* Source data
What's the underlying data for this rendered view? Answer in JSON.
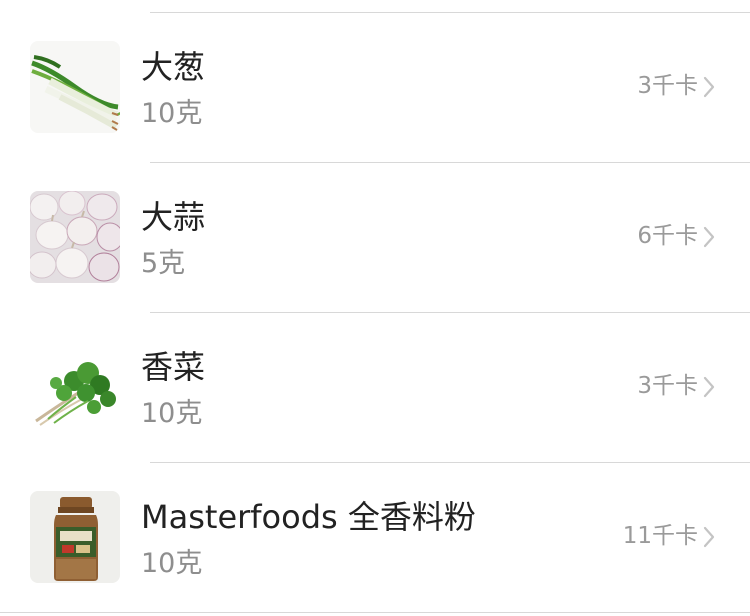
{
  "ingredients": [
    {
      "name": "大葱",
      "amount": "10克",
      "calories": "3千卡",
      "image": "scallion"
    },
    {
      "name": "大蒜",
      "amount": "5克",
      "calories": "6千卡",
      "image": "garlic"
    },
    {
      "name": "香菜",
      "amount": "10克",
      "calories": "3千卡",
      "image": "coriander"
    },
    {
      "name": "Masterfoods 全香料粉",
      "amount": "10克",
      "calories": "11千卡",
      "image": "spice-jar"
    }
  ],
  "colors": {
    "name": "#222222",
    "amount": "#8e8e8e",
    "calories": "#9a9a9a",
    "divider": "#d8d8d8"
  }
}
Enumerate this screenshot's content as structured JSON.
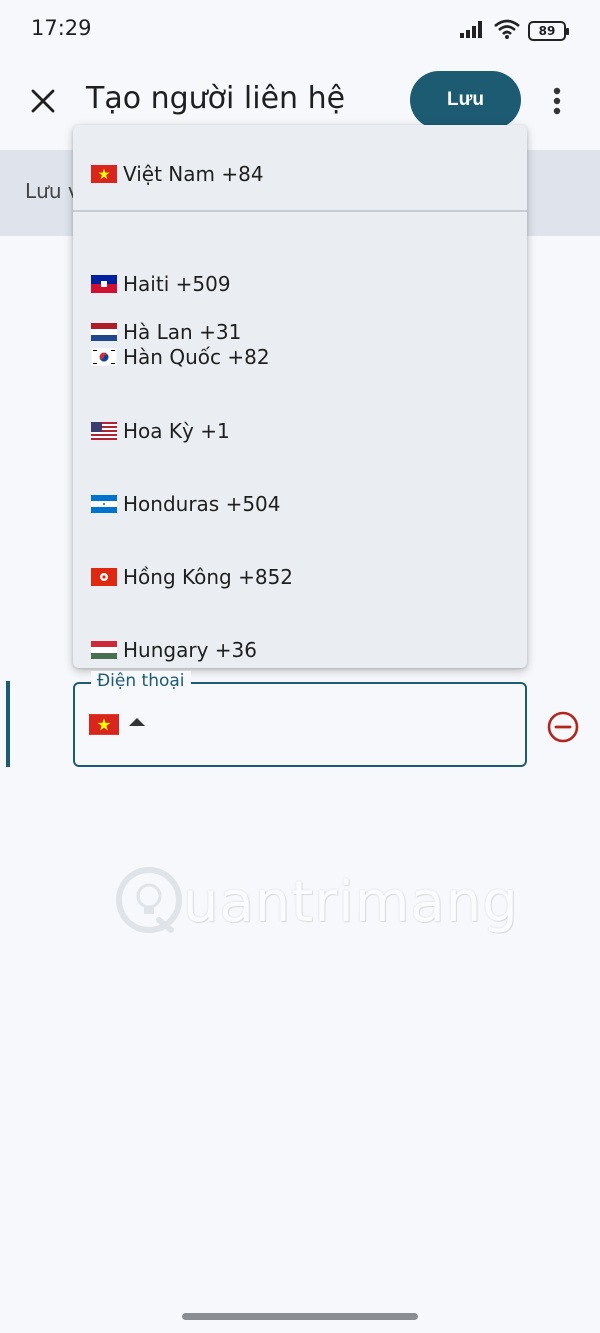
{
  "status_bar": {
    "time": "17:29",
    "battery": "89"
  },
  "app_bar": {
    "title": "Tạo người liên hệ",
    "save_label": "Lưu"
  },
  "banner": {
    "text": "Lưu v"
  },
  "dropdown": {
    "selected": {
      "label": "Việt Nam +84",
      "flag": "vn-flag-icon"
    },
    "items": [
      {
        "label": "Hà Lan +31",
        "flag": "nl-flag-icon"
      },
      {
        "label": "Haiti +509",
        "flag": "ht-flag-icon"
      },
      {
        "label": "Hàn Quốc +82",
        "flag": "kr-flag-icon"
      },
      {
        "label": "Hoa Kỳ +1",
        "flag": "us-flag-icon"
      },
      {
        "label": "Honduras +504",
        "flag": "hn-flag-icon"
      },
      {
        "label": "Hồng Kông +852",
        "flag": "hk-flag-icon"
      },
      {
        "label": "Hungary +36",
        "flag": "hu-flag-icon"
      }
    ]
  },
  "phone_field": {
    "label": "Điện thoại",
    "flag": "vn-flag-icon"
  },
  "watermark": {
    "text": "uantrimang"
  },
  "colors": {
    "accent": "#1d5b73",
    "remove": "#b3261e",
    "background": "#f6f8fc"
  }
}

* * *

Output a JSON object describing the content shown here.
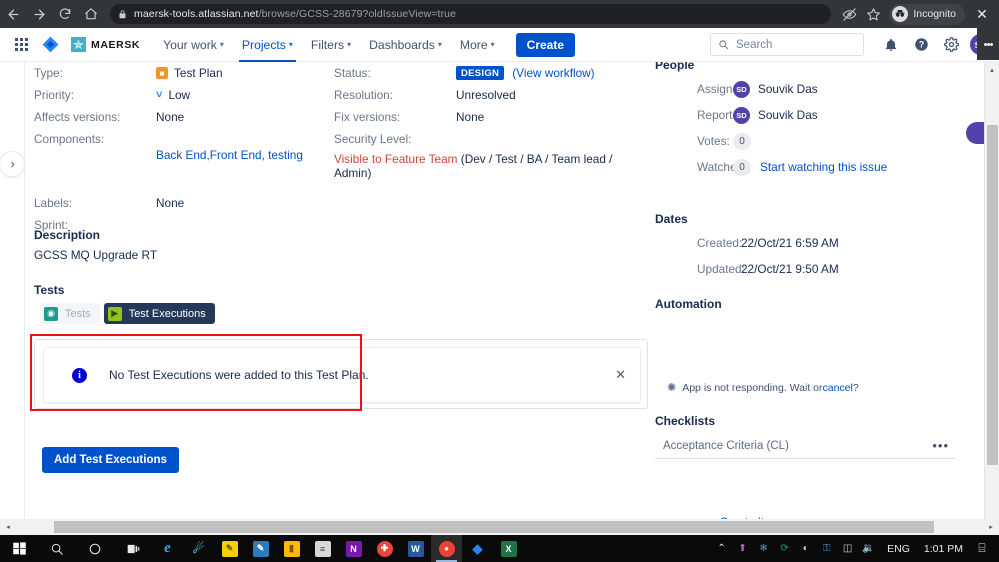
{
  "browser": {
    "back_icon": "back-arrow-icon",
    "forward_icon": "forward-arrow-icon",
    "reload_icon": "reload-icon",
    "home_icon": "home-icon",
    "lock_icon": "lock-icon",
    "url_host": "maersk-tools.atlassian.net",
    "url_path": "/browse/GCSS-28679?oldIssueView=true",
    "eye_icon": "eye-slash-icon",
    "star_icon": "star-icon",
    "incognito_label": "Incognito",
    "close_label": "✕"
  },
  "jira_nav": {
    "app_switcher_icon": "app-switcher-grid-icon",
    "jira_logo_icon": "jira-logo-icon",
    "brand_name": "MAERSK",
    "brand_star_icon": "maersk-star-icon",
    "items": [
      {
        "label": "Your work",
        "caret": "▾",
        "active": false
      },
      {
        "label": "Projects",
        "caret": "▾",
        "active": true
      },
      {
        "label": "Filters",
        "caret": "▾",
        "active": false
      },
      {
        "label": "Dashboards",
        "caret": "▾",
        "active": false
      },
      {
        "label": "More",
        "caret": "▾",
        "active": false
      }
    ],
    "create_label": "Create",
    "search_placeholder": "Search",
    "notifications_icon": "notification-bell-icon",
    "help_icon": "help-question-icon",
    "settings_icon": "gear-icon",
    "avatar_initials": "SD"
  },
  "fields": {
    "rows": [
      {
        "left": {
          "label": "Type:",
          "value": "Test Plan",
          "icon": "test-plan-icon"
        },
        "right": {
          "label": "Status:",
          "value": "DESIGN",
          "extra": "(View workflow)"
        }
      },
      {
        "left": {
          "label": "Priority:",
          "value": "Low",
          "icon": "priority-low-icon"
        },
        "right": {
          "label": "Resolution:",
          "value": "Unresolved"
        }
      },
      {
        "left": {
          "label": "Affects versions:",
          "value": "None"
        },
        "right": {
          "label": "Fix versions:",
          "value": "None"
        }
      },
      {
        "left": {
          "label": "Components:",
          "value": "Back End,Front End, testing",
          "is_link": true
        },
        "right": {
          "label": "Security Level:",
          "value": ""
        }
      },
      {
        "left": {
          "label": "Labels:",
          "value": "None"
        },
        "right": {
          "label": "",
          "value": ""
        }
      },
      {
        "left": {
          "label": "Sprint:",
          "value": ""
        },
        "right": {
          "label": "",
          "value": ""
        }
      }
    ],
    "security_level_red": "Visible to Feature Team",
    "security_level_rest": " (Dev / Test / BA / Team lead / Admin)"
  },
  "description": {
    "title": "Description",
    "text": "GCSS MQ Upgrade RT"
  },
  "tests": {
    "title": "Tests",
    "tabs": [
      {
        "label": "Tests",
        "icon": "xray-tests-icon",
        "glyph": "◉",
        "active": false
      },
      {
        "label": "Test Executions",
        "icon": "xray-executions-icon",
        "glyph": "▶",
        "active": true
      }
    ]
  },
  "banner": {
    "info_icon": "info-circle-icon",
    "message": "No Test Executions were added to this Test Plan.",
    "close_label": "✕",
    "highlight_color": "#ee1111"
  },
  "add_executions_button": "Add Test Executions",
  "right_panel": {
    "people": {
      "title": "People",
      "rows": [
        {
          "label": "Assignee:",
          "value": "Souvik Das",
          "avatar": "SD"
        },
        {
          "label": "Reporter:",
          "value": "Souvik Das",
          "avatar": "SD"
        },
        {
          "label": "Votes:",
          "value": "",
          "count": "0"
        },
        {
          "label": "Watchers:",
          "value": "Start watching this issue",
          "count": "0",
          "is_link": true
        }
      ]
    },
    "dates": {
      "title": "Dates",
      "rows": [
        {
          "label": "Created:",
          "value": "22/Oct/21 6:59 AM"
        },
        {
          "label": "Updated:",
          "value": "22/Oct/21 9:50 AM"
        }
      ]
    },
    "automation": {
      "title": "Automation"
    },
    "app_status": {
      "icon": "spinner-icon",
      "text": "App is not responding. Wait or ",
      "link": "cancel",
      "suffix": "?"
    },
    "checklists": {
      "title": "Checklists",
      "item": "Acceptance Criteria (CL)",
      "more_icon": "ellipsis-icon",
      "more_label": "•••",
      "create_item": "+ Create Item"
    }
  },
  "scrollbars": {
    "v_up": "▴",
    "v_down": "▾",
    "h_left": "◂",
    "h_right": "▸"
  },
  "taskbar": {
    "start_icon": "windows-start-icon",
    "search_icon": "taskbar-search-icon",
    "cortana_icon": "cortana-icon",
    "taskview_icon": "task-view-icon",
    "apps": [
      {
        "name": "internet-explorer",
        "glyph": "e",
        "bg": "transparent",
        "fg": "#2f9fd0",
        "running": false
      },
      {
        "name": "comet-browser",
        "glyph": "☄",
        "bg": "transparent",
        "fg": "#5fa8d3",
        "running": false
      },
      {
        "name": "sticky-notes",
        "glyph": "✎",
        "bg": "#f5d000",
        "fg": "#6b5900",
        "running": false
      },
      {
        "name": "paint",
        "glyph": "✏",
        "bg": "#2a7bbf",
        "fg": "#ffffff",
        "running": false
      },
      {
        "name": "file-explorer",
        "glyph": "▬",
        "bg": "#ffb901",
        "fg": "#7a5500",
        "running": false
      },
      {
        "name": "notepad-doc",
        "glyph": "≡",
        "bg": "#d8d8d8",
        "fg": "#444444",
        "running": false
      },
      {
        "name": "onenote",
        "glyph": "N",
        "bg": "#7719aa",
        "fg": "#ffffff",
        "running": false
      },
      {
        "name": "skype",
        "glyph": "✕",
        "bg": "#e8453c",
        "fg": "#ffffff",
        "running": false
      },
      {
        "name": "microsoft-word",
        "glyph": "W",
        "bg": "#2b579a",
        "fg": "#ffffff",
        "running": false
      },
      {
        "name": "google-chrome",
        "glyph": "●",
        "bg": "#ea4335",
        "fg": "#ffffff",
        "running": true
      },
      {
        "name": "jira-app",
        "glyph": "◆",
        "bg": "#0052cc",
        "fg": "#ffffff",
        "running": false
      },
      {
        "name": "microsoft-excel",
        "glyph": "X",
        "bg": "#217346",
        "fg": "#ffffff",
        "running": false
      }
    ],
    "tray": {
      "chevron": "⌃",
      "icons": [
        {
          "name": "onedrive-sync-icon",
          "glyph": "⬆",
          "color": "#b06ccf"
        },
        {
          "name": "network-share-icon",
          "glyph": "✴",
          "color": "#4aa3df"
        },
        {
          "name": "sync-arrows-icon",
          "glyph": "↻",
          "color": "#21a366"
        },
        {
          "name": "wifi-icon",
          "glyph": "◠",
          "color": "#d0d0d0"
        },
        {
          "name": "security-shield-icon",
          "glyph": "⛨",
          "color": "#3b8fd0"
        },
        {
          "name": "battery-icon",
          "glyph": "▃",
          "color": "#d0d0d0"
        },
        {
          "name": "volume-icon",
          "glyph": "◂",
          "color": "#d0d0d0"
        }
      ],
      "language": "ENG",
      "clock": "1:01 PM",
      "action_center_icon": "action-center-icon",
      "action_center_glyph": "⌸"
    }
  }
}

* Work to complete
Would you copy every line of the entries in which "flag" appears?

* Result
      "flag": "vn-flag-icon"
        "flag": "nl-flag-icon"
        "flag": "ht-flag-icon"
        "flag": "kr-flag-icon"
        "flag": "us-flag-icon"
        "flag": "hn-flag-icon"
        "flag": "hk-flag-icon"
        "flag": "hu-flag-icon"
    "flag": "vn-flag-icon"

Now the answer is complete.